cout << "Enter characters; enter # to quit:\n";
while (ch != '#')
cout << ch;
cout << endl << count << " characters were read\n";
Okay, so from what I understand, this program should only be able to read a single character at a time yet when I type in a word, such as "see"; it processes it just fine and displays the word "see". Am I missing something here? Shouldn't a type char only be able to contain a single character at any time? Any assistance/information would be invaluable. Thanks for your time.
It 'is' only storing a single character at a time in the ch variable. When you type in 'see' it is actually running the loop 3 times (well actually 4 cuz of new line character) and putting a different value in for ch each time. You can prove this by adding another cout statement in the loop somewhere. cin.get() sees that there is still data left in the buffer after the first letter and continues reading it until it's finished.
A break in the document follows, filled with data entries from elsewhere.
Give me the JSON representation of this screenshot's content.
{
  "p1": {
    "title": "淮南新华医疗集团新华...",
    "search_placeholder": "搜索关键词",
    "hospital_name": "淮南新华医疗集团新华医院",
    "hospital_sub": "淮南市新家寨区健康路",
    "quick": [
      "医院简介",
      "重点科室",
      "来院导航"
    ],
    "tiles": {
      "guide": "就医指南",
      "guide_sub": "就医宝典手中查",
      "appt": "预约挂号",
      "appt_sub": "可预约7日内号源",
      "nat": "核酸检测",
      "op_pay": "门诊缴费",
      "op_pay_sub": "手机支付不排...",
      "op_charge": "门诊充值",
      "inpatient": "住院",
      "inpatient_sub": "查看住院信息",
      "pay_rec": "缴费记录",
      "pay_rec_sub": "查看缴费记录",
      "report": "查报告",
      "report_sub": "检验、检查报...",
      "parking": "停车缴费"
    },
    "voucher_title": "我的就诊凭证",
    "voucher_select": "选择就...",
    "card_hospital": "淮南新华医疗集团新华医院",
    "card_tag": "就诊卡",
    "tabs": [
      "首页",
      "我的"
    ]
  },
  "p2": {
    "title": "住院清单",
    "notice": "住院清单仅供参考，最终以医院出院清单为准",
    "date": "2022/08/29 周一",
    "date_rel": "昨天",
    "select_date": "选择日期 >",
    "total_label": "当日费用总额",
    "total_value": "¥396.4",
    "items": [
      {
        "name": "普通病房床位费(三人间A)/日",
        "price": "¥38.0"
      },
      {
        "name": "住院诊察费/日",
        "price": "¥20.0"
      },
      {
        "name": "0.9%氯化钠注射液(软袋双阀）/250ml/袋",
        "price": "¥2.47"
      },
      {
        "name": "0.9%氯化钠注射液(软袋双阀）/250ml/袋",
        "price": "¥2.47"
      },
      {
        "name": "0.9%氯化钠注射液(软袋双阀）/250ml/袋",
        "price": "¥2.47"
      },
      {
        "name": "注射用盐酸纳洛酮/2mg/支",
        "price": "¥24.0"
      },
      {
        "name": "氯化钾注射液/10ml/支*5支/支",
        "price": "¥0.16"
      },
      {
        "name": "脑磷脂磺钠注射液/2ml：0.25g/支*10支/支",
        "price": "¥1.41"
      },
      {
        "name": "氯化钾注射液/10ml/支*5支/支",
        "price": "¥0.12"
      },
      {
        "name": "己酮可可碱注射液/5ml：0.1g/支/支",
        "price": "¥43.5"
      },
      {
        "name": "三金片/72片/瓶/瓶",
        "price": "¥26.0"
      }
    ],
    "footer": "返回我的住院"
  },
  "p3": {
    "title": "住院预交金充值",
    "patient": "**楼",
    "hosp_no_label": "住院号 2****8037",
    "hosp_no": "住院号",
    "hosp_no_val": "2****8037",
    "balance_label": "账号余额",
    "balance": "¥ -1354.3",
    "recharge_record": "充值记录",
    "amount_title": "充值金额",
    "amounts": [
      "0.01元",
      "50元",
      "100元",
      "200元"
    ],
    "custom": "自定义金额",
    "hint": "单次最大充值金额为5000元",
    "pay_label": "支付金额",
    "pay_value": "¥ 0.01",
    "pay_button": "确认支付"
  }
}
Ah, I see. Just to double confirm, so am I right to say that when I type "see". The first cin.get(ch) will store the "s" and echo it out. After that, as there are more letters in the buffer, it detects this thus running the while loop again until the buffer is empty?